In this two-part post, Jenna Law, our UX Director, explores IoT and specifically its impact on the race by brands to own the home.  To kick it off, Jenna discusses how such a lofty ambition begins with smart integration and looks at the brands approaching it the right way.

Nearly every client that has come through our doors over these past months has had a clear and focused objective “We want to own the home”.  

They all have slightly different nuances but essentially want to create more direct and pertinent relationships with customers in ways where customers trade data and behavioral insights in exchange for tools and services to make life quicker, simpler and easier.  

The new vision for brands is to be completely integrated into a consumer’s lifestyle, so that there is no longer a segmentation between the world of them vs. the world of us. Advances in technology are making that goal more tangible everyday.

But when a brand states they want to ‘own the home,’ it makes a rather grand assumption that the home is actually up for grabs. It also, more importantly, assumes that customers are willing to allow brands in. Has anyone actually checked?

Here is what we’ve learned from our recent conversations and research on the subject:

The home is not owned… yet
With such a land grab for the territory, by such a wide range of players, it will be. From IBM to Staples, the land will go quickly- we predict within the next two years.

The ‘Internet of Things” (IoT) promises to be the leading methodology to help us all get there. IoT is essentially the technology that can enable consumers to connect their services, products and devices together – helping them get a broader picture of their consumption behaviors and lifestyle choices. For brands, this data collection is crucial, something they have long craved but have never been given the permission to ‘own’. IoT will be powerful on both sides of the coin.  

Amazon is already making advancements with their Echo and Dash solutions made to “investigate new contexts that influence purchase behaviour,” explains Tim Allen, Wolff Olins’ North American President, who helped design Echo during his time at the company. 

Google has invested heavily in their smart energy solution Nest. Nest aims to help consumers control and monitor their energy consumption from the touch of their phone, crucially putting the control back in to the consumer’s hands, literally and metaphorically, and out of the energy providers.

John Lewis, one of the leading retailers in the UK recently launched a “dedicated and innovative Smart Home technology department” in their flagship store in London. The department is designed for customers to explore and purchase for the ‘house of the future, today’, integrating smart home technology across areas such as heating, lighting and entertainment. The fact that ‘smart homes’ have hit the high street is a telling sign that this trend is becoming more credible and realistic by the day.

Competitors or disruptors, like Google, that are moving into the home space, having started life in other sectors, don’t necessarily have the expertise and experience that true home brands do. ‘True home brands’, like John Lewis, are the ones already in customer homes and have been for generations.

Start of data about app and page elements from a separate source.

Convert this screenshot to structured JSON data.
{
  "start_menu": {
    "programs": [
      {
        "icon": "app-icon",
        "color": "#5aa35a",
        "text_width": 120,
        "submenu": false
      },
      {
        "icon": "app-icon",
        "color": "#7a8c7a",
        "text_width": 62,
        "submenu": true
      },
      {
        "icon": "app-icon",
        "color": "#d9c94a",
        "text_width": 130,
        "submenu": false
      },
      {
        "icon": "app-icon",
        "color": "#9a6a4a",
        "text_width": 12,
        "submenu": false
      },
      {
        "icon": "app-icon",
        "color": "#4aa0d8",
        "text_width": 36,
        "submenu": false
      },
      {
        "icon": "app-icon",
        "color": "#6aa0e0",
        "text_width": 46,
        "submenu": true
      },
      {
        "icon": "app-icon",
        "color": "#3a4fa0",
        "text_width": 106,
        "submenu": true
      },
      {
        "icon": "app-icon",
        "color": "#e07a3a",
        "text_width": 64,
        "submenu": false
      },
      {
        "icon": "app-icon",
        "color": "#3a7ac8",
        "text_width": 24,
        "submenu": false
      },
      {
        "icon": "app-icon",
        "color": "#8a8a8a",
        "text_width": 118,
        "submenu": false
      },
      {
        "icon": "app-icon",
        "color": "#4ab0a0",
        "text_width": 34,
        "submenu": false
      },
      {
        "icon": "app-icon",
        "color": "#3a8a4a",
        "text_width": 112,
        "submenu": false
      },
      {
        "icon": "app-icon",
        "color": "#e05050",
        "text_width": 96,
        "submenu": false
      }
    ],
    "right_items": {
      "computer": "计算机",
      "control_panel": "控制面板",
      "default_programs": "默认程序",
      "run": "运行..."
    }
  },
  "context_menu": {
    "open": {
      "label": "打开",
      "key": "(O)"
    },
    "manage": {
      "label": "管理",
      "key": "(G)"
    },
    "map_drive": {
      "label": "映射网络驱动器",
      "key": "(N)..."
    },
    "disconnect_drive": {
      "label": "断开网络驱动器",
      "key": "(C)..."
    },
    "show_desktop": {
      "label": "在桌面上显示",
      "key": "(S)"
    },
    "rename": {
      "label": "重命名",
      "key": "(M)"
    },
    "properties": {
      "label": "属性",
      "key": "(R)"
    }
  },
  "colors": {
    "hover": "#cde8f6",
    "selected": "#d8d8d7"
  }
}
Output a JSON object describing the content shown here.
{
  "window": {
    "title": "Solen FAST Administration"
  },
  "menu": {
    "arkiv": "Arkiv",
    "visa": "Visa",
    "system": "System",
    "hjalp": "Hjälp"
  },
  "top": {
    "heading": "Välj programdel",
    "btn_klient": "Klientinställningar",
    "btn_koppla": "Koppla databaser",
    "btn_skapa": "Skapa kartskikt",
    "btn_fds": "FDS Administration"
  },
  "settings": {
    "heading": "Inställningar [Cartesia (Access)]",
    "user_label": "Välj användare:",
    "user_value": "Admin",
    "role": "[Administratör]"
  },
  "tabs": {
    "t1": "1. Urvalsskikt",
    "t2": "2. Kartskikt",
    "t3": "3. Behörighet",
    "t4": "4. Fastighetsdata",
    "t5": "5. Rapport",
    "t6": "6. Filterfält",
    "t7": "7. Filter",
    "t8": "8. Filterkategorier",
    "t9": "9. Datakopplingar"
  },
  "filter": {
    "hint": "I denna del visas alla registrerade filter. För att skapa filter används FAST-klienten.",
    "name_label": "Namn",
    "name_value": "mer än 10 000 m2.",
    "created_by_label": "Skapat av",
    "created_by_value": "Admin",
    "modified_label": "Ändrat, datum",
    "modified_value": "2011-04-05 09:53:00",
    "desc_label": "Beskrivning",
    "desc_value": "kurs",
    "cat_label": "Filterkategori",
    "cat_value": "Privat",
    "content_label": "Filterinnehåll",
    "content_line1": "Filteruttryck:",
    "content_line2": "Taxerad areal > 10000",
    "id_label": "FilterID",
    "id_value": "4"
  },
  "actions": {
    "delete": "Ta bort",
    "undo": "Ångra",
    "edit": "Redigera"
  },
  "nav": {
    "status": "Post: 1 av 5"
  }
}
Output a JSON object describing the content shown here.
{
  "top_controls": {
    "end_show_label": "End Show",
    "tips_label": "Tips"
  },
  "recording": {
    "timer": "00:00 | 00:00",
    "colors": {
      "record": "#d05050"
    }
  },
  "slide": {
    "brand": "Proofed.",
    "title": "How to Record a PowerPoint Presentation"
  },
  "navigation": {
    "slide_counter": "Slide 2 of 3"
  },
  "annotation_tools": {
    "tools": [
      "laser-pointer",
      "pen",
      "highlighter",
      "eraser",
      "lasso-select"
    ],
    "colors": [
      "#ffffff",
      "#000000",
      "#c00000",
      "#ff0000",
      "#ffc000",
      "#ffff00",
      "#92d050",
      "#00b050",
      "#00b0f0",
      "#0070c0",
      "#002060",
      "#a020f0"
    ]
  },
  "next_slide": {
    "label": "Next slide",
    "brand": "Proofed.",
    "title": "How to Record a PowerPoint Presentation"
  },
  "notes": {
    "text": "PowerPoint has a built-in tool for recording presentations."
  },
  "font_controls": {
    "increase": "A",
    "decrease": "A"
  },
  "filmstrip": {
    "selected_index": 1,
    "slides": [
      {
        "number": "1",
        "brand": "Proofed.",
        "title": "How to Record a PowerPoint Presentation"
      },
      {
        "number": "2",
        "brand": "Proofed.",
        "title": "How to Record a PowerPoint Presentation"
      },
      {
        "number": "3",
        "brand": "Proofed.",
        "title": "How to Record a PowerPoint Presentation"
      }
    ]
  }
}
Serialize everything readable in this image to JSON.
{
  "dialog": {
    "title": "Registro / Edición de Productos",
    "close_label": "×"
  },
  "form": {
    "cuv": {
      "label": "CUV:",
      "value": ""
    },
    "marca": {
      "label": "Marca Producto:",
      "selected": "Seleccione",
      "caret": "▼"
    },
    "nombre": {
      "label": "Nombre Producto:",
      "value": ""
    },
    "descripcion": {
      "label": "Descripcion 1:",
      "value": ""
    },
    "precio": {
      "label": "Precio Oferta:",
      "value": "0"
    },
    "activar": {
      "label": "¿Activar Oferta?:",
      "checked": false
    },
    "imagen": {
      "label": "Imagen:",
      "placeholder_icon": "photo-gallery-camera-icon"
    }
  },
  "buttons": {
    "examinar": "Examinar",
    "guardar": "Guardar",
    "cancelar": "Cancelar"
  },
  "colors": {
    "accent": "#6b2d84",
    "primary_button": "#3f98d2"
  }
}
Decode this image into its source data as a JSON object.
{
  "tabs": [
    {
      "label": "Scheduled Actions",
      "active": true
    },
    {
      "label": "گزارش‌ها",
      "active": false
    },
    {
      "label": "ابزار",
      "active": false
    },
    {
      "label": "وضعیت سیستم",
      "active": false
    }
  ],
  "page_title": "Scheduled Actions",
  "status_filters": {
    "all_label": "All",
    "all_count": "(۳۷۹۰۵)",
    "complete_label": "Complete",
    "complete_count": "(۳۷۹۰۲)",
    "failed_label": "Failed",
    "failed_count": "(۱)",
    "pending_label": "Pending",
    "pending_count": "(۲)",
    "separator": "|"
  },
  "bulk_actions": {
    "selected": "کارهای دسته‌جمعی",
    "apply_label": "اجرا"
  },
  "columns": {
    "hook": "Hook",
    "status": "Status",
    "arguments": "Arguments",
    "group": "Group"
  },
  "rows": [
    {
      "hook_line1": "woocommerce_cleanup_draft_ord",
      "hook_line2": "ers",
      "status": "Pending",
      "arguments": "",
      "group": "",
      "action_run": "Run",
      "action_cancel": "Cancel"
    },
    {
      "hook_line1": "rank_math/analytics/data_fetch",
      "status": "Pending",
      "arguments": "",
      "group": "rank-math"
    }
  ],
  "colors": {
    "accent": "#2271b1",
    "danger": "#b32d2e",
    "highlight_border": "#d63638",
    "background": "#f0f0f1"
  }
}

These incoming disruptors may have the flexibility and speed to react to the market needs in a new and innovative way, but the latter have a legacy and trust instilled in consumers’ subconscious that could just act as the advantage point. 

For ‘true home brands’ it’s not too late to claim their rightful territory. Customers already have the pre-existing relationship – it just needs to be built upon. If technology is disrupting the world, it’s all the more reason to move quickly. The world expects it and customers, if not already, will soon start to demand it. But, what they want might be more specific than what brands are willing to give.

Come back tomorrow for part two as Jenna dives into what customers value most and what this means for competition.

Illustration by Vivian Yang

Jenna Law is UX Director at Wolff Olins London. You can follow her @plexusdesigner